Some families in remote parts of Northern Ireland are still stranded in their own homes, cut off by large snowdrifts.

One woman, Patricia Ward from Dundrod in County Antrim, contacted the BBC looking for help.

In an email, sent from her iPhone, she wrote: "My husband and I have been trapped since Thursday night.

"We had no electricity for three days. We cannot get out and have run out of essential food.

"My husband needs his medication renewed as he is registered as disabled, with heart, breathing problems.

Offer of help

"Also have run out of food for the goats. Our lane is 400m long and is completely covered with six to eight foot snowdrifts.

"We need a snow plough or digger to dig us out we are desperate.

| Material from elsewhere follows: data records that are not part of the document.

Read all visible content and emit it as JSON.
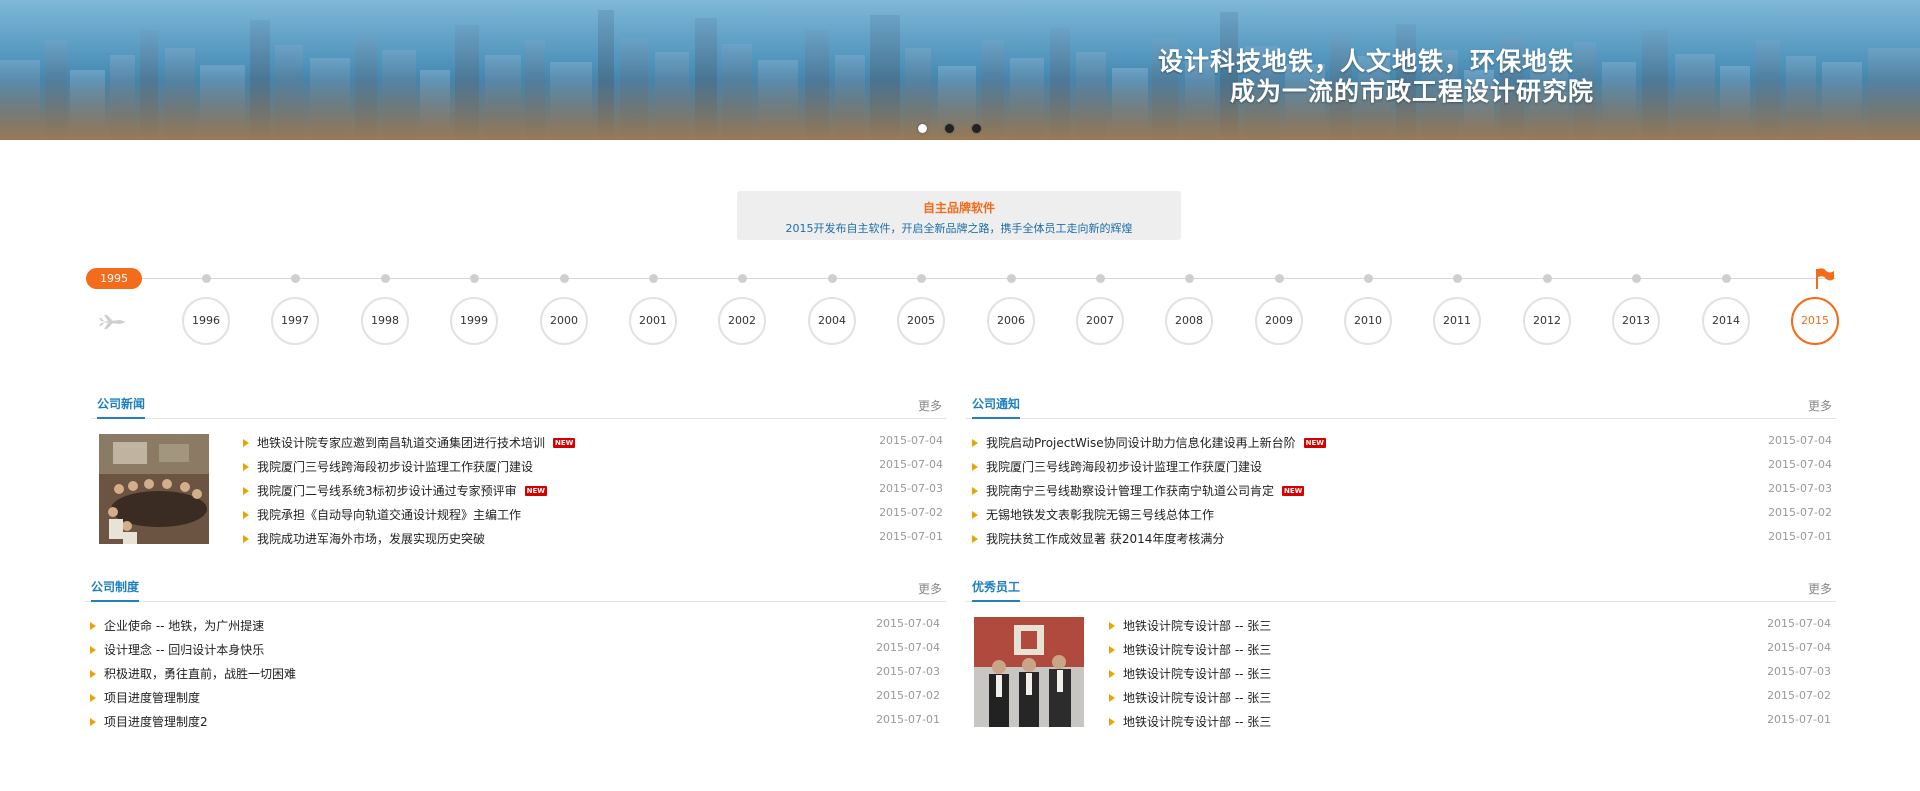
{
  "banner": {
    "line1": "设计科技地铁，人文地铁，环保地铁",
    "line2": "成为一流的市政工程设计研究院"
  },
  "feature": {
    "title": "自主品牌软件",
    "subtitle": "2015开发布自主软件，开启全新品牌之路，携手全体员工走向新的辉煌"
  },
  "timeline": {
    "start": "1995",
    "years": [
      "1996",
      "1997",
      "1998",
      "1999",
      "2000",
      "2001",
      "2002",
      "2004",
      "2005",
      "2006",
      "2007",
      "2008",
      "2009",
      "2010",
      "2011",
      "2012",
      "2013",
      "2014",
      "2015"
    ],
    "active": "2015"
  },
  "news": {
    "title": "公司新闻",
    "more": "更多",
    "items": [
      {
        "text": "地铁设计院专家应邀到南昌轨道交通集团进行技术培训",
        "date": "2015-07-04",
        "new": true
      },
      {
        "text": "我院厦门三号线跨海段初步设计监理工作获厦门建设",
        "date": "2015-07-04",
        "new": false
      },
      {
        "text": "我院厦门二号线系统3标初步设计通过专家预评审",
        "date": "2015-07-03",
        "new": true
      },
      {
        "text": "我院承担《自动导向轨道交通设计规程》主编工作",
        "date": "2015-07-02",
        "new": false
      },
      {
        "text": "我院成功进军海外市场，发展实现历史突破",
        "date": "2015-07-01",
        "new": false
      }
    ]
  },
  "notice": {
    "title": "公司通知",
    "more": "更多",
    "items": [
      {
        "text": "我院启动ProjectWise协同设计助力信息化建设再上新台阶",
        "date": "2015-07-04",
        "new": true
      },
      {
        "text": "我院厦门三号线跨海段初步设计监理工作获厦门建设",
        "date": "2015-07-04",
        "new": false
      },
      {
        "text": "我院南宁三号线勘察设计管理工作获南宁轨道公司肯定",
        "date": "2015-07-03",
        "new": true
      },
      {
        "text": "无锡地铁发文表彰我院无锡三号线总体工作",
        "date": "2015-07-02",
        "new": false
      },
      {
        "text": "我院扶贫工作成效显著 获2014年度考核满分",
        "date": "2015-07-01",
        "new": false
      }
    ]
  },
  "rules": {
    "title": "公司制度",
    "more": "更多",
    "items": [
      {
        "text": "企业使命  --  地铁，为广州提速",
        "date": "2015-07-04"
      },
      {
        "text": "设计理念  --  回归设计本身快乐",
        "date": "2015-07-04"
      },
      {
        "text": "积极进取，勇往直前，战胜一切困难",
        "date": "2015-07-03"
      },
      {
        "text": "项目进度管理制度",
        "date": "2015-07-02"
      },
      {
        "text": "项目进度管理制度2",
        "date": "2015-07-01"
      }
    ]
  },
  "staff": {
    "title": "优秀员工",
    "more": "更多",
    "items": [
      {
        "text": "地铁设计院专设计部  --  张三",
        "date": "2015-07-04"
      },
      {
        "text": "地铁设计院专设计部  --  张三",
        "date": "2015-07-04"
      },
      {
        "text": "地铁设计院专设计部  --  张三",
        "date": "2015-07-03"
      },
      {
        "text": "地铁设计院专设计部  --  张三",
        "date": "2015-07-02"
      },
      {
        "text": "地铁设计院专设计部  --  张三",
        "date": "2015-07-01"
      }
    ]
  },
  "new_badge": "NEW"
}
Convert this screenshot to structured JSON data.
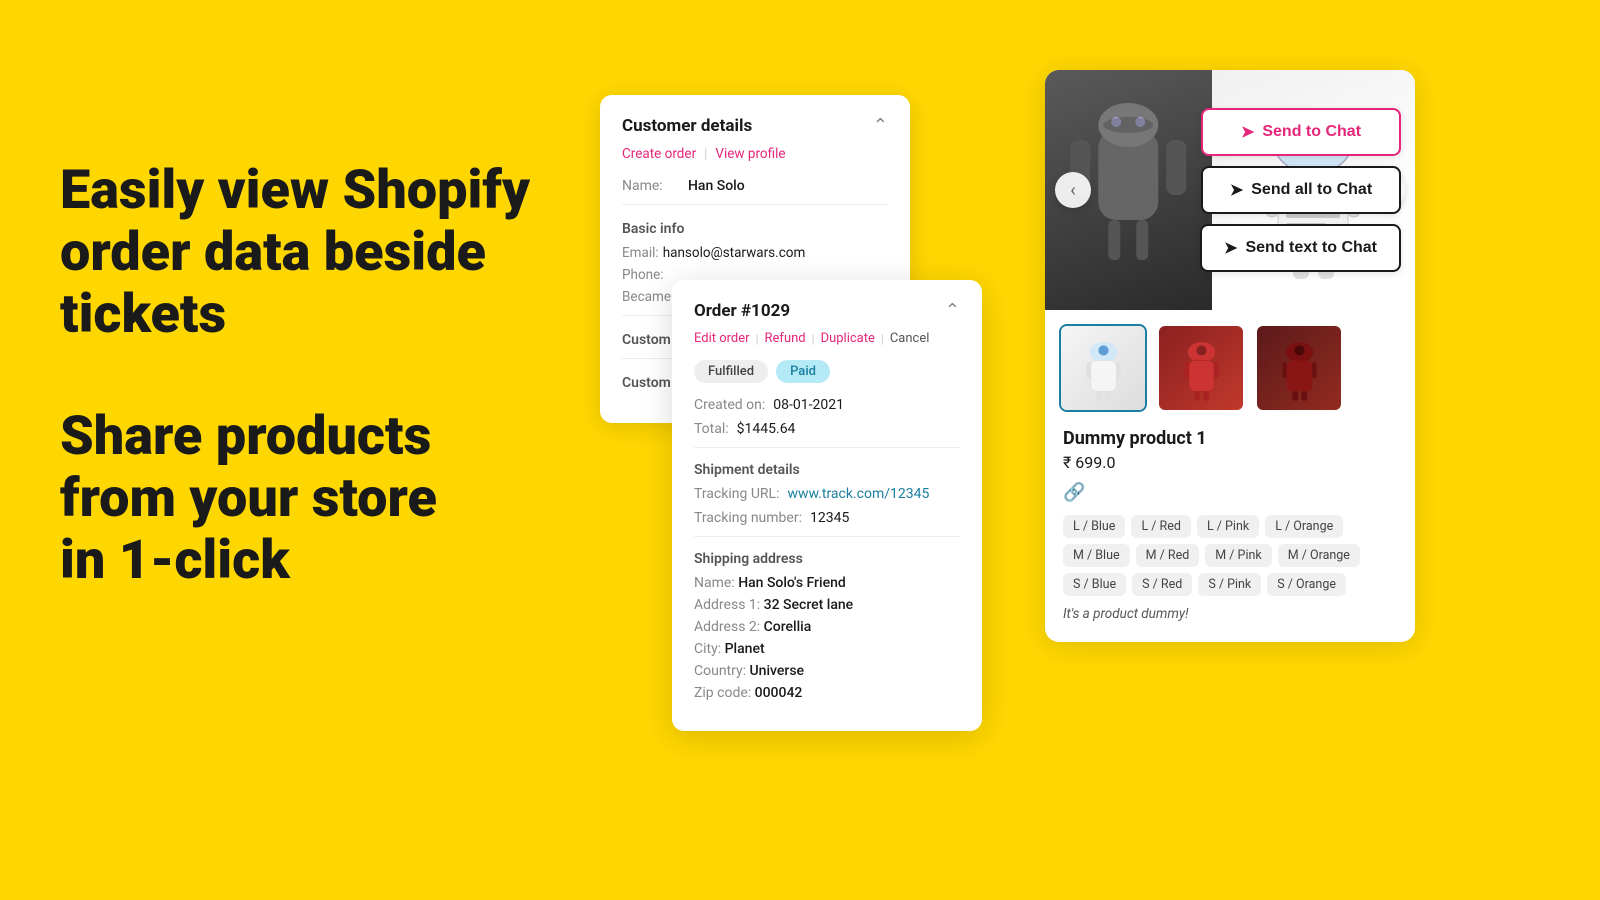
{
  "background_color": "#FFD700",
  "hero": {
    "line1": "Easily view Shopify",
    "line2": "order data beside",
    "line3": "tickets",
    "line4": "Share products",
    "line5": "from your store",
    "line6": "in 1-click"
  },
  "customer_card": {
    "title": "Customer details",
    "create_order": "Create order",
    "view_profile": "View profile",
    "name_label": "Name:",
    "name_value": "Han Solo",
    "basic_info": "Basic info",
    "email_label": "Email:",
    "email_value": "hansolo@starwars.com",
    "phone_label": "Phone:",
    "became_label": "Became",
    "custom_label1": "Custom",
    "custom_label2": "Custom"
  },
  "order_card": {
    "title": "Order #1029",
    "edit_order": "Edit order",
    "refund": "Refund",
    "duplicate": "Duplicate",
    "cancel": "Cancel",
    "badge_fulfilled": "Fulfilled",
    "badge_paid": "Paid",
    "created_label": "Created on:",
    "created_value": "08-01-2021",
    "total_label": "Total:",
    "total_value": "$1445.64",
    "shipment_title": "Shipment details",
    "tracking_url_label": "Tracking URL:",
    "tracking_url_value": "www.track.com/12345",
    "tracking_number_label": "Tracking number:",
    "tracking_number_value": "12345",
    "shipping_title": "Shipping address",
    "ship_name_label": "Name:",
    "ship_name_value": "Han Solo's Friend",
    "address1_label": "Address 1:",
    "address1_value": "32 Secret lane",
    "address2_label": "Address 2:",
    "address2_value": "Corellia",
    "city_label": "City:",
    "city_value": "Planet",
    "country_label": "Country:",
    "country_value": "Universe",
    "zip_label": "Zip code:",
    "zip_value": "000042"
  },
  "product_card": {
    "send_to_chat": "Send to Chat",
    "send_all_to_chat": "Send all to Chat",
    "send_text_to_chat": "Send text to Chat",
    "product_name": "Dummy product 1",
    "product_price": "₹ 699.0",
    "product_description": "It's a product dummy!",
    "variants": [
      "L / Blue",
      "L / Red",
      "L / Pink",
      "L / Orange",
      "M / Blue",
      "M / Red",
      "M / Pink",
      "M / Orange",
      "S / Blue",
      "S / Red",
      "S / Pink",
      "S / Orange"
    ]
  },
  "icons": {
    "chevron_up": "^",
    "nav_left": "<",
    "nav_right": ">",
    "send_arrow": "➤",
    "link": "🔗"
  }
}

Please help."

When a BBC reporter went to try to find her, it took 20 minutes to walk through the deep snow to reach her front door.

During filming, a JCB driver from Lisburn arrived and offered to help.

However, he made it clear that it may take more than 24 hours to clear the snow, given its depth.

The Ward family now have more food and their electricity supply has been restored.

Nonetheless, like many families in remote areas, it will be some time before normal life can resume.